What you should do: Pick out each line below containing "datavg".

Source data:
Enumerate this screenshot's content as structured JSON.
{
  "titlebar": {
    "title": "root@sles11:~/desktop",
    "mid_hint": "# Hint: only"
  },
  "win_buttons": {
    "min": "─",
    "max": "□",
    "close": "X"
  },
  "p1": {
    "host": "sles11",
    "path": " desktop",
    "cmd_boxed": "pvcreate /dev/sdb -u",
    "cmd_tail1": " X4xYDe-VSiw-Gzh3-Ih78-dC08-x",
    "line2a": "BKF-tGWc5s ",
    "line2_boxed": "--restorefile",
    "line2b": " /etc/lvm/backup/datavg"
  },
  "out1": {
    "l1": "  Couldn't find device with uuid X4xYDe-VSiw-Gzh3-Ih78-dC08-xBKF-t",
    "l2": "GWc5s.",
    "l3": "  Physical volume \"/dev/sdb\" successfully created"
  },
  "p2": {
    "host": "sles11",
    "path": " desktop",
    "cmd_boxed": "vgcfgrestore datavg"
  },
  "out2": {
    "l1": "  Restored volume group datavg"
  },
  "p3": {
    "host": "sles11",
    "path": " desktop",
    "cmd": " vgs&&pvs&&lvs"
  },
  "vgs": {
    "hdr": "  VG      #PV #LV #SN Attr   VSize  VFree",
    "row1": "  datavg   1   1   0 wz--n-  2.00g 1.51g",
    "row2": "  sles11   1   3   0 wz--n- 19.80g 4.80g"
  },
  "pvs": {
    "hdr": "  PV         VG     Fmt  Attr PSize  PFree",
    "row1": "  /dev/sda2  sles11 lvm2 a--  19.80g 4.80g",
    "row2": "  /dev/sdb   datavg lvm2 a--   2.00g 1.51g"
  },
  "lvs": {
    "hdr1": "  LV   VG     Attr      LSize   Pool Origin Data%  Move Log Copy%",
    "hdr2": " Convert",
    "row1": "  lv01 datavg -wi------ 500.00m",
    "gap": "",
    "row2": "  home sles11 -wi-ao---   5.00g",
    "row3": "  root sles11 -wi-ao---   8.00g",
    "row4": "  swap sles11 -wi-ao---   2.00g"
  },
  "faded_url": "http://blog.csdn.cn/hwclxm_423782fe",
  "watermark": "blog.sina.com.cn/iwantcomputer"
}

Answer box:
    "line2b": " /etc/lvm/backup/datavg"
    "cmd_boxed": "vgcfgrestore datavg"
    "l1": "  Restored volume group datavg"
    "row1": "  datavg   1   1   0 wz--n-  2.00g 1.51g",
    "row2": "  /dev/sdb   datavg lvm2 a--   2.00g 1.51g"
    "row1": "  lv01 datavg -wi------ 500.00m",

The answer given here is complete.